### Exercise prompt
Wherever "Gefällt" appears in a line of the listing, report that line.
[[ Data for this exercise, beginning ]]
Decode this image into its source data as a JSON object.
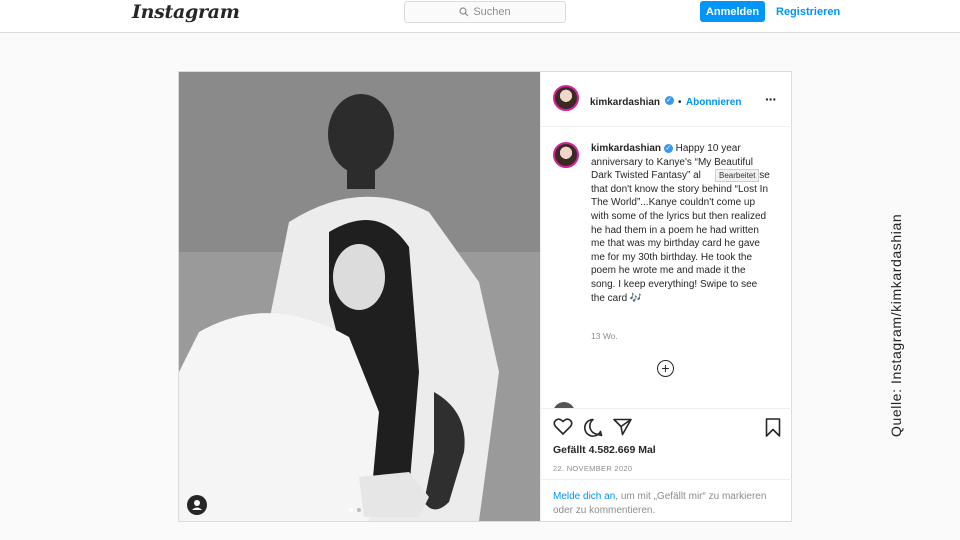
{
  "topbar": {
    "logo": "Instagram",
    "search_placeholder": "Suchen",
    "login_label": "Anmelden",
    "register_label": "Registrieren"
  },
  "post": {
    "username": "kimkardashian",
    "follow_label": "Abonnieren",
    "caption_text": "Happy 10 year anniversary to Kanye's “My Beautiful Dark Twisted Fantasy” al                those that don't know the story behind “Lost In The World”...Kanye couldn't come up with some of the lyrics but then realized he had them in a poem he had written me that was my birthday card he gave me for my 30th birthday. He took the poem he wrote me and made it the song. I keep everything! Swipe to see the card 🎶",
    "edited_tooltip": "Bearbeitet",
    "time_ago": "13 Wo.",
    "likes": "Gefällt 4.582.669 Mal",
    "date": "22. NOVEMBER 2020",
    "login_prompt_link": "Melde dich an",
    "login_prompt_text": ", um mit „Gefällt mir“ zu markieren oder zu kommentieren."
  },
  "watermark": "Quelle: Instagram/kimkardashian",
  "icons": [
    "search-icon",
    "verified-icon",
    "more-icon",
    "add-comment-icon",
    "heart-icon",
    "comment-icon",
    "share-icon",
    "bookmark-icon",
    "user-tag-icon",
    "carousel-dots"
  ],
  "colors": {
    "accent": "#0095f6",
    "border": "#dbdbdb",
    "text": "#262626",
    "muted": "#8e8e8e",
    "background": "#fafafa"
  }
}
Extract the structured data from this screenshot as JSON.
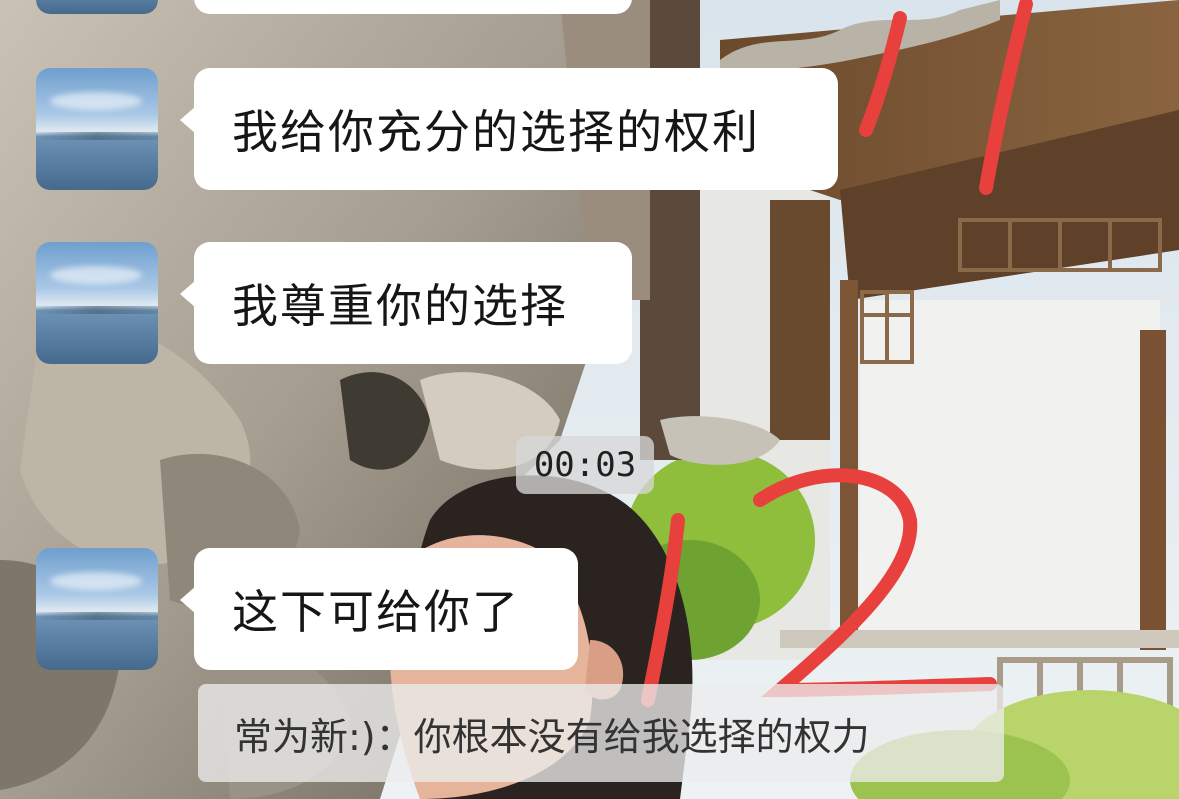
{
  "chat": {
    "messages": [
      {
        "text": "我给你充分的选择的权利"
      },
      {
        "text": "我尊重你的选择"
      },
      {
        "text": "这下可给你了"
      }
    ],
    "timestamp": "00:03",
    "quoted_reply": "常为新:)：你根本没有给我选择的权力"
  },
  "annotations": {
    "marker_color": "#e8403c",
    "marks": [
      "1",
      "2"
    ]
  }
}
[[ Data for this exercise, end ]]
### Answer to this exercise
    "likes": "Gefällt 4.582.669 Mal",
    "login_prompt_text": ", um mit „Gefällt mir“ zu markieren oder zu kommentieren."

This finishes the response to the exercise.